For those in the financial sector, personal financial gain could be a particular incentive to potential insiders, while security controls are now so effective that one of the only ways to circumvent them is for hostile actors to exploit those with legitimate access. It can help to think of insider threat as the ‘grand master skeleton key’ of security, as the right insider, or team of insiders can overcome almost all security measures. Security compromises involving insiders also tend to have a disproportionately high business impact.
Yet many organisations overlook insider risk, assuming that pre-employment screening is enough to deter employees and failing to recognise the wide range of risks from genuine human error, through to orchestrated insider activity by paid professionals. Insider cases are typically individuals who have been with an organisation for some years and could have had a personal vulnerability exploited or exposed, or simply become disgruntled with their employer.

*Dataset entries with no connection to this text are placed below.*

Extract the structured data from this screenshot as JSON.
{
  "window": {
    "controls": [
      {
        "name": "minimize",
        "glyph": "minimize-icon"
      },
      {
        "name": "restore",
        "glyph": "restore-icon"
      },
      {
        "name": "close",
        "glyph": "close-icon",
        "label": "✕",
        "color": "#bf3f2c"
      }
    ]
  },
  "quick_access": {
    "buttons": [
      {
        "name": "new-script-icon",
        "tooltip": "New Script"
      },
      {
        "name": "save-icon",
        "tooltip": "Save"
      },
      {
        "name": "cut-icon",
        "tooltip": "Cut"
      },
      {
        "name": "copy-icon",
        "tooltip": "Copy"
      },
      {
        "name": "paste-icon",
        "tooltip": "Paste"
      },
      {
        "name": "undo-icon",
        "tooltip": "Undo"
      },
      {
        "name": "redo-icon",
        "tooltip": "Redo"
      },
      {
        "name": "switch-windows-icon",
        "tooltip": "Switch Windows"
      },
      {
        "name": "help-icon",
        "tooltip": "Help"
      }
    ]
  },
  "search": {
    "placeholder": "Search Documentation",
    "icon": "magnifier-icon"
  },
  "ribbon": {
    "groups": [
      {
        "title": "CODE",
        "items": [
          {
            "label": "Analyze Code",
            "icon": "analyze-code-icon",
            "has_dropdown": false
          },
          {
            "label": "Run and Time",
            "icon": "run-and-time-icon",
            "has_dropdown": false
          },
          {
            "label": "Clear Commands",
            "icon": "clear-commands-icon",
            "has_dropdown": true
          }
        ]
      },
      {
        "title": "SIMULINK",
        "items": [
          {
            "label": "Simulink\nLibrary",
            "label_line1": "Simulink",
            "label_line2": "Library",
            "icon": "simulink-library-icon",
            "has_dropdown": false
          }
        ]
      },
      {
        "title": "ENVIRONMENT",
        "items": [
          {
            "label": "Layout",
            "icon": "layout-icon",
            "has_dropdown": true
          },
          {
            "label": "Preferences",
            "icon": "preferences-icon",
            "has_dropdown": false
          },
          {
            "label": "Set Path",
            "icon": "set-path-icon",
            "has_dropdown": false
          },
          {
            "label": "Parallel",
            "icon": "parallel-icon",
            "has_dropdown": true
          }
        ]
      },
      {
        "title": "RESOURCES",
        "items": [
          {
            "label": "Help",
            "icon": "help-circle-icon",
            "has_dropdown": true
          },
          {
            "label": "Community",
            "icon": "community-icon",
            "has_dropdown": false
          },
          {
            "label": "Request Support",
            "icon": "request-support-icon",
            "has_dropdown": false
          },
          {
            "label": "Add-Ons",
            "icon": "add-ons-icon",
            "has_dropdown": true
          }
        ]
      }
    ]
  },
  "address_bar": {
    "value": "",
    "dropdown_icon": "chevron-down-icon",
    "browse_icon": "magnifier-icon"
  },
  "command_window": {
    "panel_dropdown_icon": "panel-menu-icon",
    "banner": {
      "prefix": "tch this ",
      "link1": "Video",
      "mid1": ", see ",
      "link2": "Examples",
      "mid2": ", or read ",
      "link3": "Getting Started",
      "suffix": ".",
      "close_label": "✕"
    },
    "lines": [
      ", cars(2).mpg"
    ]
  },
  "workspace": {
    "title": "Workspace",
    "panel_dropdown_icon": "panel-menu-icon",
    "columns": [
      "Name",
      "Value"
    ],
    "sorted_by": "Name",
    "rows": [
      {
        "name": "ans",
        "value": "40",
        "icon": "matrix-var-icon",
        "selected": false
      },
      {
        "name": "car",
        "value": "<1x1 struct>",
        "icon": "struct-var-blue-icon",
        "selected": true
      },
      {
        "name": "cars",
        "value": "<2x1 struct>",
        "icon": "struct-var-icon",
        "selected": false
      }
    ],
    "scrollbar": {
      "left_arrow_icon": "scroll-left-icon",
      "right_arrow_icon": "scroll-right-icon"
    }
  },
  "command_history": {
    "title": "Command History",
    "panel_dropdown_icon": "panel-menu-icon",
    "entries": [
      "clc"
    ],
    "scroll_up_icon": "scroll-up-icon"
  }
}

It’s a broad area to address and can be more challenging to enforce than other security measures. Internal governance, security culture, employee wellbeing, employment measures, corporate digital footprint, and perceived employee sentiment are some of the aspects that should be considered. Once these internal factors have been addressed, organisations should then make the same assessment of their supply chains.
If the business is sufficiently committed to its security, structured analytical methods can quantify their maturity and assess where the key vulnerabilities and risks could lie. This extra level of understanding can enable improvement, and when it comes to security even small changes can make a big difference.
Consider your dependencies
It’s clear that security is a vast network comprising many different aspects and as such, if not considered collectively, some areas can fall through the cracks.
All businesses have particular dependencies which shouldn’t be overlooked. Your own environment may be protected, but if data is shared with suppliers or partners, is it still secure? If a supplier or partner has a security breach, does that affect your operation?
When assessing security measures, it’s essential to go an extra layer deeper and consider how a range of factors could impact your organisation and its readiness to respond to an incident.
At MASS, our security experts consist of professionals with extensive experience in preventing security breaches and performing assessments in accordance with Ministry of Defence processes, so that we can ensure our security analysis meets and exceeds industry best practice.
This content was originally published here.